[TASK MATERIAL — start]

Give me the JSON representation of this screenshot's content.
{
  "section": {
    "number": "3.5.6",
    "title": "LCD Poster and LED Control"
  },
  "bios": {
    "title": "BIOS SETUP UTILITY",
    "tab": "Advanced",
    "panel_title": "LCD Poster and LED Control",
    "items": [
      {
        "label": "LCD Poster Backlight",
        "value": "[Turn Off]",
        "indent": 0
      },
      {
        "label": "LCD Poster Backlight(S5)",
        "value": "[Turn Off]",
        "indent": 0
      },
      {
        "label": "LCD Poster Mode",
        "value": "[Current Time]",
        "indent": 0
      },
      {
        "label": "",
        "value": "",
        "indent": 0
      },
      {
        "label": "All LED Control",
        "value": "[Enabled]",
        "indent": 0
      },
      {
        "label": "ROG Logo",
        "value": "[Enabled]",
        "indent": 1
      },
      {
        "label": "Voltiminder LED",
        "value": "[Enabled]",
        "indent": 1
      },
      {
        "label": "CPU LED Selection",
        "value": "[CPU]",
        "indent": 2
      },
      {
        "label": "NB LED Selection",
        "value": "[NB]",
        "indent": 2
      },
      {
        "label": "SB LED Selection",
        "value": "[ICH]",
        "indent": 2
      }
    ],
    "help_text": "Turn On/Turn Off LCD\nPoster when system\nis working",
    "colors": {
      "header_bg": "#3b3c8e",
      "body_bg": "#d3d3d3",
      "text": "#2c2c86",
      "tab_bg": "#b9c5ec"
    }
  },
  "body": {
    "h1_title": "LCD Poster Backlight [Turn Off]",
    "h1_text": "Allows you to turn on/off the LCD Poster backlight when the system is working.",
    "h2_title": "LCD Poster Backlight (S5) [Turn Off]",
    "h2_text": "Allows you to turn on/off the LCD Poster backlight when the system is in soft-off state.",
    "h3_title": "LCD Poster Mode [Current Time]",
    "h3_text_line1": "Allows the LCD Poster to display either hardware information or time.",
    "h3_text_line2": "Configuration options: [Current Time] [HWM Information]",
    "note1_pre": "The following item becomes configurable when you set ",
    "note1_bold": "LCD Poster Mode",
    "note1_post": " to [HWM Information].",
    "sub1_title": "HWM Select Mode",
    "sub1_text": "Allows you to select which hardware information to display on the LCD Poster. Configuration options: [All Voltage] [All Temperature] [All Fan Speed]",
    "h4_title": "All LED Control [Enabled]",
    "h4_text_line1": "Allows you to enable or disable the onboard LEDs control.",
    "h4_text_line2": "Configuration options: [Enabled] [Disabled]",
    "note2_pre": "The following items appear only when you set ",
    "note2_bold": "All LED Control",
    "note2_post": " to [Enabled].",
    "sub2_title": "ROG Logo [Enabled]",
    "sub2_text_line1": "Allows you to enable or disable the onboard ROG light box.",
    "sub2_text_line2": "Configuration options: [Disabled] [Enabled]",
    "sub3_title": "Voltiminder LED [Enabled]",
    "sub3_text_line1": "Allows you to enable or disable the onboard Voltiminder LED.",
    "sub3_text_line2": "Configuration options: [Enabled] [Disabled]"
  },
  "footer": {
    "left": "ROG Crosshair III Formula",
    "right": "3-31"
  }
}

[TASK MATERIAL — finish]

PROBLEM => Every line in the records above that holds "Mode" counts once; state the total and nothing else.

FINISHED EXERCISE => 4